What Arises in Me is About Me
When feelings about other people bubble up inside us, where have those feelings really come from? Consultant clinical psychologist Dr. Tony Humphreys discusses how what we say about others says volumes about ourselves, and why ownership of responsibility in situations of difficulty or conflict offers a unique chance for growth in interpersonal relationships.
An unspoken secret is this: what arises in me is about me. Any attempt to voice that truth can be responded to with considerable hostility. Of course, such hostility is a revelation of the inner world of the person who is being aggressive.
Whether we like it or not, we continually reveal our interior world with every feeling, thought, word, action and non-verbal behaviour we take. Level of eye contact, facial expression, tone of voice, body posture and seemingly involuntary physical movements such as thumb-twirling, leg-jumping, face twitches, biting one’s lip and other such actions are all manifestations of our inner world. When we begin to examine the manifestations of our interiority non-judgementally and with a caring curiosity, we enter the exciting process of exploring our relationship with Self, discovering what new choices and actions are being called for. By progressing towards a consciousness of what lies hidden, self-realisation and authenticity become possible.
What is it that makes it so difficult to own what arises in me as being about me – be it a dream, feeling, thought, image, action, word, non-verbal response or illness? The answer to that question lies in the answer to another: has my life to date been a series of safe moments with a few dangerous ones, or a series of dangerous moments with a few safe ones? If the former was the case, it is more likely that you’re in a place where you are able to own what arises in you as being about you.
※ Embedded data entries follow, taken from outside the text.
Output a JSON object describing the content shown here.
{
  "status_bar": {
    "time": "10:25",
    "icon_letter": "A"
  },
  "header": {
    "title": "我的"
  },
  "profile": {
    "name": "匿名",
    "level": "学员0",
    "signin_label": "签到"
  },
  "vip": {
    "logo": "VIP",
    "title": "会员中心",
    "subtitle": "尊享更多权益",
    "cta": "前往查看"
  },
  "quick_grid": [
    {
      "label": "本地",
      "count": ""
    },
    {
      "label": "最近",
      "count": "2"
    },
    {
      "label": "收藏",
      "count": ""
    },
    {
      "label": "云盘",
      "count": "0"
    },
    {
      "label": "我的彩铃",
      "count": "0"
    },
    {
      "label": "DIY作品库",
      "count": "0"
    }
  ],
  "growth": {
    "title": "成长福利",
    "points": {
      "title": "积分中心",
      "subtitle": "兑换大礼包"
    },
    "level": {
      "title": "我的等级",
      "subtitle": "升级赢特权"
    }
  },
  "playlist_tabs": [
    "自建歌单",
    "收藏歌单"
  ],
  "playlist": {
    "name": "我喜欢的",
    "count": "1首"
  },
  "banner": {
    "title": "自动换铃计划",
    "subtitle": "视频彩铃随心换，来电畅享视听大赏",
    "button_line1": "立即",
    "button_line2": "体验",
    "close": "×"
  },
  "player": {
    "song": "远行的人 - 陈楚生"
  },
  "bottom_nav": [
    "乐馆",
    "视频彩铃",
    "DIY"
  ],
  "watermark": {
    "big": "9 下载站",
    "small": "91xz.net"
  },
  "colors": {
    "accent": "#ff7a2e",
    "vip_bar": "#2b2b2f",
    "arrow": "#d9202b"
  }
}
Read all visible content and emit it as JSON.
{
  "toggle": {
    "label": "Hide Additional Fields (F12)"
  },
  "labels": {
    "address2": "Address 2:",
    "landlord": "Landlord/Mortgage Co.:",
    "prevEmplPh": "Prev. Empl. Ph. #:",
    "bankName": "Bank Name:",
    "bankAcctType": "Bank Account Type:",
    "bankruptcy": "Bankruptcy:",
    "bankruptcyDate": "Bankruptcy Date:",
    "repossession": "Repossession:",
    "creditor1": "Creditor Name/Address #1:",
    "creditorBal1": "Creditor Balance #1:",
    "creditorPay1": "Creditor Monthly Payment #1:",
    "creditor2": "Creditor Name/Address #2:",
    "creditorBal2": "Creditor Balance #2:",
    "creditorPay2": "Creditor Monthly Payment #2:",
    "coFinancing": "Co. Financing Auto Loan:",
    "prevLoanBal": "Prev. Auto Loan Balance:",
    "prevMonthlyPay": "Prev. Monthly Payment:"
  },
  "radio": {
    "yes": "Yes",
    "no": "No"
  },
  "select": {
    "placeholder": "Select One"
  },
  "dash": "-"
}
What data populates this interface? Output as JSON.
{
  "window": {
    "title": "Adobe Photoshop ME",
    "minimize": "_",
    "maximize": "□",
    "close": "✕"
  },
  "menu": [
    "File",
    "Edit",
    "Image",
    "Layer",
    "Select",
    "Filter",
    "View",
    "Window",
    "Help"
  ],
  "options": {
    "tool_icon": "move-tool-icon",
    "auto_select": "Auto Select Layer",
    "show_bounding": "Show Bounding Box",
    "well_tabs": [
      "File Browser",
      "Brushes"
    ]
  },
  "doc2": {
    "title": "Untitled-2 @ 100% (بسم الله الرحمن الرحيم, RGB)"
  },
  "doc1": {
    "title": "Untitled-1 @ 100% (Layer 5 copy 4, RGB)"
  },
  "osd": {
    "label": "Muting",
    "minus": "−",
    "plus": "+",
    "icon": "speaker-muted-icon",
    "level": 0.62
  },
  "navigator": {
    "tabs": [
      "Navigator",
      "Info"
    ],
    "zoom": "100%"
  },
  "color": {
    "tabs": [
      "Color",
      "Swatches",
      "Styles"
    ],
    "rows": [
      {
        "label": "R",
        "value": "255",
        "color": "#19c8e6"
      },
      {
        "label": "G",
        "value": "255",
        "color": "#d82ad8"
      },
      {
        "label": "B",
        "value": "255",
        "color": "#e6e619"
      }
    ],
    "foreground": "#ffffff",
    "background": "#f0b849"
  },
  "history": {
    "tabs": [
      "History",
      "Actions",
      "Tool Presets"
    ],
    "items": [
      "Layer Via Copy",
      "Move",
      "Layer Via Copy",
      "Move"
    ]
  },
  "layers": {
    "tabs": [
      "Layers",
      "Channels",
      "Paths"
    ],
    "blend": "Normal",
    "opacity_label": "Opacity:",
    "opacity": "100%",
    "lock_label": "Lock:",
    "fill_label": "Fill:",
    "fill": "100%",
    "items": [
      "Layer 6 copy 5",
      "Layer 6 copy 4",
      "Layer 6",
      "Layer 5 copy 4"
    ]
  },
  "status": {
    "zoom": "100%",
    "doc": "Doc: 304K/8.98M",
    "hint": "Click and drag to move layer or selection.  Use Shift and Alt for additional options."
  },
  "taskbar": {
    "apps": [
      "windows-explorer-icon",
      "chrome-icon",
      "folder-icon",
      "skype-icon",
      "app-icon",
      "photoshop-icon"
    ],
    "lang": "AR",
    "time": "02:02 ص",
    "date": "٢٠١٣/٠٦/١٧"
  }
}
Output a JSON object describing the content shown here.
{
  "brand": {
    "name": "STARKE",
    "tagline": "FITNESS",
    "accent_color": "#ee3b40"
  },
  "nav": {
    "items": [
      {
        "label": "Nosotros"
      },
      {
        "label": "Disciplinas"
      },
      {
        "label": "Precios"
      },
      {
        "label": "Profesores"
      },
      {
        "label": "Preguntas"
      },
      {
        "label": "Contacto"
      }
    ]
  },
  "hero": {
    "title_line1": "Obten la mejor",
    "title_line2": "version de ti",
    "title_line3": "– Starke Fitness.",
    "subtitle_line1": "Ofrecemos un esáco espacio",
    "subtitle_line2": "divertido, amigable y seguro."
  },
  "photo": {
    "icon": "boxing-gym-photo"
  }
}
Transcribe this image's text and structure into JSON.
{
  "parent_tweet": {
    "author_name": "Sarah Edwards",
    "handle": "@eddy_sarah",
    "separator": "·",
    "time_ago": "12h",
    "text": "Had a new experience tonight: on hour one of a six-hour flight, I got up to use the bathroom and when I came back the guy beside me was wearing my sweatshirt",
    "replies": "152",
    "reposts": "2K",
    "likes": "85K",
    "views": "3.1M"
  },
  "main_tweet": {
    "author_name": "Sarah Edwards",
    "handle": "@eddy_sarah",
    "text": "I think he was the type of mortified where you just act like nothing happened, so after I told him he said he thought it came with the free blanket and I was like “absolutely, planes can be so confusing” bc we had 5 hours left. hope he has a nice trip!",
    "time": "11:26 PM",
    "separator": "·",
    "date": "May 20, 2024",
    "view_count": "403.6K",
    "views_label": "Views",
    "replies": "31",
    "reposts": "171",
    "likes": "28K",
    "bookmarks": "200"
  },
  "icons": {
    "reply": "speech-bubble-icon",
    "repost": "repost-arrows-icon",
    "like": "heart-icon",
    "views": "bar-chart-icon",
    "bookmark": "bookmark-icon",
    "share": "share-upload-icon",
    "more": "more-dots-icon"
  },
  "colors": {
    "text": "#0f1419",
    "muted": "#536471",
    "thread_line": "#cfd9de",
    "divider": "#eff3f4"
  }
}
However, if your experience was the latter, owning and accepting responsibility for what arises in and from you could prove highly threatening.
When I own what arises in me, I will speak and act from an ‘I’ place, a place of responsibility and self-realisation. When I disown what arises, I tend to speak from a ‘you’ or ‘they’ place and blame another – the system, the world, even God – for how my life is. Equally, I may introject and blame myself for all that is happening in my inner and outer worlds, thereby not putting the spotlight on others at all. There is a great wisdom – though not a consciousness – in such unconsciously-formed projections and introjections. The logic goes thus: if I shine the spotlight of blame and responsibility onto others or myself, I have thereby cleverly exonerated myself from being criticised and judged by others. These unconscious projections and introjections can only be resolved when a person finds enough help and support to enable him or her to find the inner stronghold, that inner authority, in which nobody – others or self – can demean, lessen, threaten or reject him or her in any way. This is the first step in being able to hold and respect everything that arises in us.
Unless political and corporate leaders accept responsibility for their disastrous political, emotional and social practices, it is unlikely that anything will be learned from the present crisis. Experience has shown us time after time that we find it difficult to learn from history. To own our mistakes, our fears, our vulnerabilities, our aggression, greed, avarice and rigidities may appear to be a bridge too far for many people. However, it is a bridge that each of us needs to cross. It is in each person taking responsibility to understand themselves and reflect on what’s going on in one’s inner and outer lives that real progress can be made within society. We cannot continue to distract attention onto institutions, organisations and systems that do not have minds or hearts. It is individuals who need to make decisions – not systems – and it is only individuals that can choose to make different decisions. In this way, it becomes possible for each of us to affect the world at large by bringing an internal authority and authenticity to the people we interact with and to the social, educational, health, leisure, work and spiritual systems we live in.
All very well to say, but a major challenge to take on! So, how can this mature process be encouraged and supported? The future of society never lies with children – the responsibility always lies with adults. It is adults who need to find the safety and support, either in interpersonal relationships or perhaps by attending a psychotherapist or relationship mentor to reflect on how each individual relates to Self, to others and to the world. Whether we like it or not, we continually spill the beans on our interior world with every thought, word, feeling and action. Such reflection and contemplation will result in radically different ways in how you exist within this world, a radicalism that is direly needed in the world today.
It is not optional for me to own what arises in me as being about me, it is an urgent responsibility. It is critical that leaders (in particular), parents, teachers, politicians, bankers, psychologists, social workers, managers, scientists, doctors and psychiatrists find the safe holding to take up the challenge of knowing Self. In turn, they can create the emotional, social and intellectual safety for children to retain the authentic expression that they so powerfully and eagerly start out with, and pave a safe path to authenticity in adulthood.
Find out more